* **Required action**
Copy out, from the entries below, each line that holds the string "تاریخ".

* **Input data**
=-=-=
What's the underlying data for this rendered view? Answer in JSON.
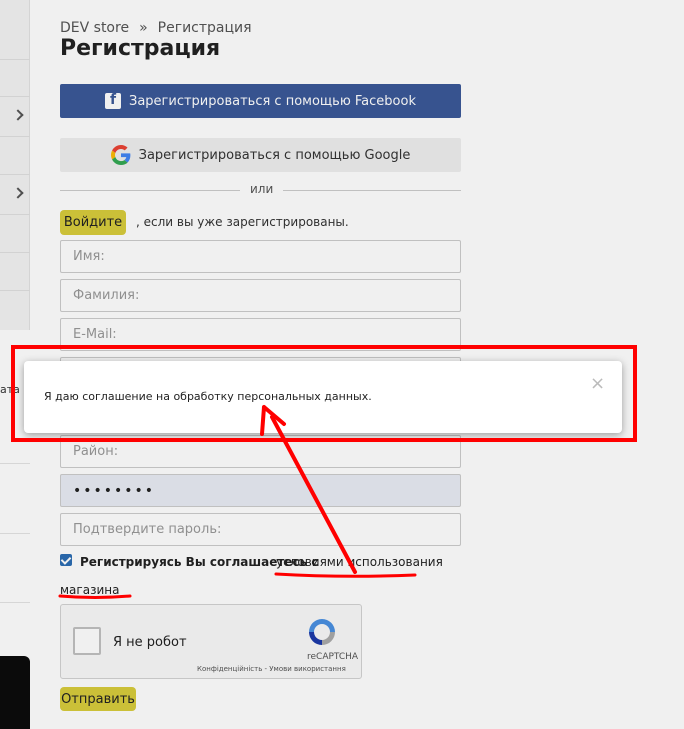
{
  "breadcrumb": {
    "home": "DEV store",
    "separator": "»",
    "current": "Регистрация"
  },
  "page": {
    "title": "Регистрация"
  },
  "social": {
    "facebook_label": "Зарегистрироваться с помощью Facebook",
    "google_label": "Зарегистрироваться с помощью Google"
  },
  "divider": {
    "text": "или"
  },
  "login": {
    "button_label": "Войдите",
    "hint": ", если вы уже зарегистрированы."
  },
  "form": {
    "name_placeholder": "Имя:",
    "surname_placeholder": "Фамилия:",
    "email_placeholder": "E-Mail:",
    "district_placeholder": "Район:",
    "password_value": "••••••••",
    "confirm_placeholder": "Подтвердите пароль:"
  },
  "agreement": {
    "bold_text": "Регистрируясь Вы соглашаетесь с",
    "link_text_1": "условиями использования",
    "link_text_2": "магазина",
    "checked": true
  },
  "recaptcha": {
    "label": "Я не робот",
    "brand": "reCAPTCHA",
    "terms": "Конфіденційність - Умови використання"
  },
  "submit": {
    "label": "Отправить"
  },
  "tooltip": {
    "message": "Я даю соглашение на обработку персональных данных.",
    "close": "×"
  },
  "sidebar": {
    "partial_text": "ата"
  },
  "colors": {
    "facebook": "#3b5998",
    "accent": "#d8cc3c",
    "annotation": "#ff0000"
  }
}
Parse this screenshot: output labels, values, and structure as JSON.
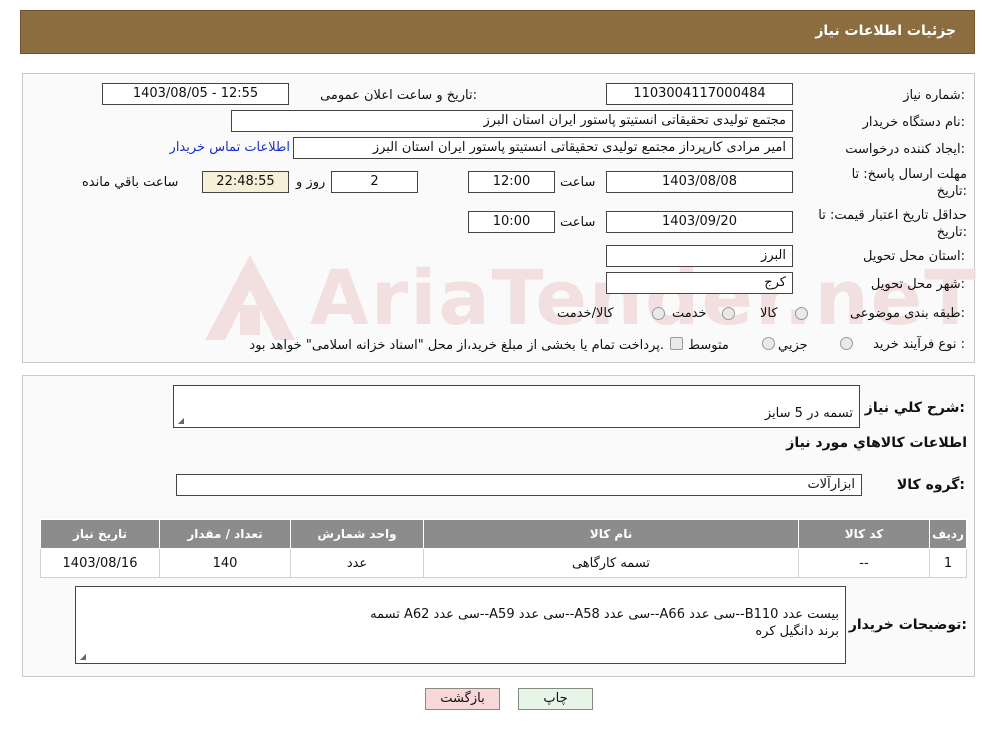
{
  "header": {
    "title": "جزئیات اطلاعات نیاز"
  },
  "watermark": "AriaTender.neT",
  "form": {
    "need_number_label": "شماره نیاز:",
    "need_number": "1103004117000484",
    "announce_label": "تاریخ و ساعت اعلان عمومی:",
    "announce_value": "1403/08/05 - 12:55",
    "buyer_org_label": "نام دستگاه خریدار:",
    "buyer_org": "مجتمع تولیدی تحقیقاتی انستیتو پاستور ایران استان البرز",
    "creator_label": "ایجاد کننده درخواست:",
    "creator": "امیر مرادی کارپرداز مجتمع تولیدی تحقیقاتی انستیتو پاستور ایران استان البرز",
    "contact_link": "اطلاعات تماس خریدار",
    "reply_deadline_label_1": "مهلت ارسال پاسخ: تا",
    "reply_deadline_label_2": "تاریخ:",
    "reply_date": "1403/08/08",
    "time_label": "ساعت",
    "reply_time": "12:00",
    "days_value": "2",
    "days_label": "روز و",
    "remaining_time": "22:48:55",
    "remaining_label": "ساعت باقي مانده",
    "price_validity_label_1": "حداقل تاریخ اعتبار قیمت: تا",
    "price_validity_label_2": "تاریخ:",
    "price_date": "1403/09/20",
    "price_time": "10:00",
    "province_label": "استان محل تحویل:",
    "province": "البرز",
    "city_label": "شهر محل تحویل:",
    "city": "کرج",
    "category_label": "طبقه بندی موضوعی:",
    "category_options": [
      "کالا",
      "خدمت",
      "کالا/خدمت"
    ],
    "purchase_type_label": "نوع فرآیند خرید :",
    "purchase_options": [
      "جزیي",
      "متوسط"
    ],
    "purchase_note": "پرداخت تمام یا بخشی از مبلغ خرید،از محل \"اسناد خزانه اسلامی\" خواهد بود."
  },
  "details": {
    "summary_label": "شرح کلي نياز:",
    "summary": "تسمه در 5 سایز",
    "goods_info_title": "اطلاعات کالاهاي مورد نياز",
    "goods_group_label": "گروه کالا:",
    "goods_group": "ابزارآلات",
    "table": {
      "headers": [
        "ردیف",
        "کد کالا",
        "نام کالا",
        "واحد شمارش",
        "تعداد / مقدار",
        "تاریخ نیاز"
      ],
      "rows": [
        [
          "1",
          "--",
          "تسمه کارگاهی",
          "عدد",
          "140",
          "1403/08/16"
        ]
      ]
    },
    "buyer_notes_label": "توضیحات خریدار:",
    "buyer_notes": "تسمه A62 سی عدد--A59 سی عدد--A58 سی عدد--A66 سی عدد--B110 بیست عدد\nبرند دانگیل کره"
  },
  "buttons": {
    "print": "چاپ",
    "back": "بازگشت"
  },
  "colors": {
    "header_bg": "#8c6d3f",
    "table_header_bg": "#8c8c8c",
    "back_button_bg": "#f8d7d7",
    "print_button_bg": "#e6f5e6",
    "link": "#1a2fd0"
  }
}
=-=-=
* **Exercise result**
    "announce_label": "تاریخ و ساعت اعلان عمومی:",
    "reply_deadline_label_2": "تاریخ:",
    "price_validity_label_1": "حداقل تاریخ اعتبار قیمت: تا",
    "price_validity_label_2": "تاریخ:",
        "تاریخ نیاز"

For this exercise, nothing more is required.